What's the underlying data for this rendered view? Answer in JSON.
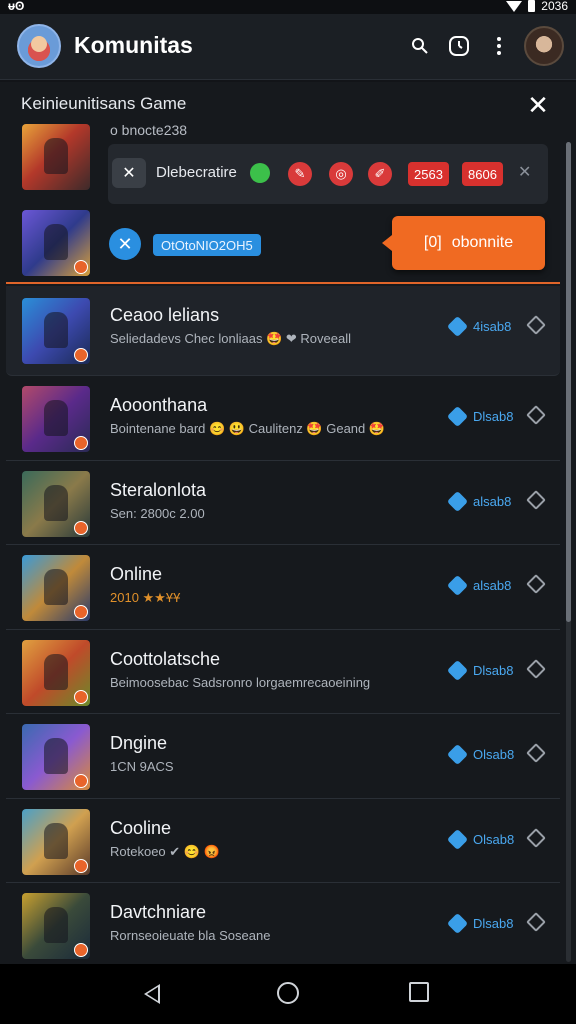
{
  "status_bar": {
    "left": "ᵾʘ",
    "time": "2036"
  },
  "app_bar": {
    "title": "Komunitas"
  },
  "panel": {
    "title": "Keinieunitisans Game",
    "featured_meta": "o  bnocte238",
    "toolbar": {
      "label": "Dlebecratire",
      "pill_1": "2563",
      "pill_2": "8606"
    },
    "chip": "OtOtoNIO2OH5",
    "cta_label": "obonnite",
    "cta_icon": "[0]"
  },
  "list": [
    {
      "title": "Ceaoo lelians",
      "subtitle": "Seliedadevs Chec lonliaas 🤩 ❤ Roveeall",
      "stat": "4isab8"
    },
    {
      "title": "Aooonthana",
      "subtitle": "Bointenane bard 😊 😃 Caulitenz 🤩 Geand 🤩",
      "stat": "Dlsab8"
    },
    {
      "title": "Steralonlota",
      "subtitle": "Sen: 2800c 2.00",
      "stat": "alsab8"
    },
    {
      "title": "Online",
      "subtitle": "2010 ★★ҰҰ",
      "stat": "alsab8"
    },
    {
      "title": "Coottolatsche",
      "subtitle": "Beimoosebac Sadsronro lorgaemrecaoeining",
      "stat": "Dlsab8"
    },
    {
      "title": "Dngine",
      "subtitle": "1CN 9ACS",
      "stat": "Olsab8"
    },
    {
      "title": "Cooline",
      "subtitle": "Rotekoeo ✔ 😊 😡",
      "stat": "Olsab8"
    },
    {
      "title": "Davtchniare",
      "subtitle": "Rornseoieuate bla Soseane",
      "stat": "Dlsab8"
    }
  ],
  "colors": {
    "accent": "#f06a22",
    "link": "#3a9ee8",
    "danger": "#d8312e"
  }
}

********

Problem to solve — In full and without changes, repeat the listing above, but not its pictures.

Result of this task —
What's the underlying data for this rendered view? Answer in JSON.
{
  "status_bar": {
    "left": "ᵾʘ",
    "time": "2036"
  },
  "app_bar": {
    "title": "Komunitas"
  },
  "panel": {
    "title": "Keinieunitisans Game",
    "featured_meta": "o  bnocte238",
    "toolbar": {
      "label": "Dlebecratire",
      "pill_1": "2563",
      "pill_2": "8606"
    },
    "chip": "OtOtoNIO2OH5",
    "cta_label": "obonnite",
    "cta_icon": "[0]"
  },
  "list": [
    {
      "title": "Ceaoo lelians",
      "subtitle": "Seliedadevs Chec lonliaas 🤩 ❤ Roveeall",
      "stat": "4isab8"
    },
    {
      "title": "Aooonthana",
      "subtitle": "Bointenane bard 😊 😃 Caulitenz 🤩 Geand 🤩",
      "stat": "Dlsab8"
    },
    {
      "title": "Steralonlota",
      "subtitle": "Sen: 2800c 2.00",
      "stat": "alsab8"
    },
    {
      "title": "Online",
      "subtitle": "2010 ★★ҰҰ",
      "stat": "alsab8"
    },
    {
      "title": "Coottolatsche",
      "subtitle": "Beimoosebac Sadsronro lorgaemrecaoeining",
      "stat": "Dlsab8"
    },
    {
      "title": "Dngine",
      "subtitle": "1CN 9ACS",
      "stat": "Olsab8"
    },
    {
      "title": "Cooline",
      "subtitle": "Rotekoeo ✔ 😊 😡",
      "stat": "Olsab8"
    },
    {
      "title": "Davtchniare",
      "subtitle": "Rornseoieuate bla Soseane",
      "stat": "Dlsab8"
    }
  ],
  "colors": {
    "accent": "#f06a22",
    "link": "#3a9ee8",
    "danger": "#d8312e"
  }
}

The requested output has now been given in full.